(Raw data Opens)

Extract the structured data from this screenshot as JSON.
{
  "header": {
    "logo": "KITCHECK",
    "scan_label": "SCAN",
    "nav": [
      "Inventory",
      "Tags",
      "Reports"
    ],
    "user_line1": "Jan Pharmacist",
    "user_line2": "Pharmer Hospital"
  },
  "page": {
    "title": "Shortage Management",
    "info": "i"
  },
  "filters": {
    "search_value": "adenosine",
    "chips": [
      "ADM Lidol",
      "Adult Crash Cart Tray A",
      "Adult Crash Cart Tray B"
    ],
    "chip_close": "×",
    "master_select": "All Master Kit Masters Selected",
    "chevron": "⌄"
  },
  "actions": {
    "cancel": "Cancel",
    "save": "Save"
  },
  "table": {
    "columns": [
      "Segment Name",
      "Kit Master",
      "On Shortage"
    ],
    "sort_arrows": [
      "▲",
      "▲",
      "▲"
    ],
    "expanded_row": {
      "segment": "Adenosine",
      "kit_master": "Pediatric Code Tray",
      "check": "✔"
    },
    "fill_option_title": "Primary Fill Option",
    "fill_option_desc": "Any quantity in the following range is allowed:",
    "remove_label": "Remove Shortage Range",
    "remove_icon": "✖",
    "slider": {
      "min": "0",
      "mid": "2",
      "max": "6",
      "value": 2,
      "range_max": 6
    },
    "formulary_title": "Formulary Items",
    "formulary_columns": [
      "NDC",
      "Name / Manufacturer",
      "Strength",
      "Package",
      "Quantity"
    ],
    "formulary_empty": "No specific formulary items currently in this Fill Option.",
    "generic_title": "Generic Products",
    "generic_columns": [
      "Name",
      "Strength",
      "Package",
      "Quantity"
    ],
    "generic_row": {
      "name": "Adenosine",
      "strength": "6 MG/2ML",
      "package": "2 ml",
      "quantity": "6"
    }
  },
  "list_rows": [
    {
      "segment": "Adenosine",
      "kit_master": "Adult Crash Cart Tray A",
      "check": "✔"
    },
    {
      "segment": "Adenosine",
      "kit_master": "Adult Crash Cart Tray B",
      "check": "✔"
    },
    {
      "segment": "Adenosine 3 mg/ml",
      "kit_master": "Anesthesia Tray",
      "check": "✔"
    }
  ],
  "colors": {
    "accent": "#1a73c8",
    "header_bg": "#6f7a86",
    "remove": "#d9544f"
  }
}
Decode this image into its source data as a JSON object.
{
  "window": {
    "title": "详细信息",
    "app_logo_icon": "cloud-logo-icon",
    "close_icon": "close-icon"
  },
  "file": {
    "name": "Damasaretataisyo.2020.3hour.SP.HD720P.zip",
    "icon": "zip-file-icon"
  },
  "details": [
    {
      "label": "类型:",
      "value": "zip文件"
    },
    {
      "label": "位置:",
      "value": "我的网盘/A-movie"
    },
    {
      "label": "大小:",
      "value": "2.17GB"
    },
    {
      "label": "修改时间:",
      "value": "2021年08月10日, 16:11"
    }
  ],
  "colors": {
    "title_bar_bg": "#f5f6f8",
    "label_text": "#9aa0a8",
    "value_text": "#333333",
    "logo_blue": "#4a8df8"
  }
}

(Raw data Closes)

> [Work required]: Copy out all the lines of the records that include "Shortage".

> [Answer space]:
    "title": "Shortage Management",
      "On Shortage"
    "remove_label": "Remove Shortage Range",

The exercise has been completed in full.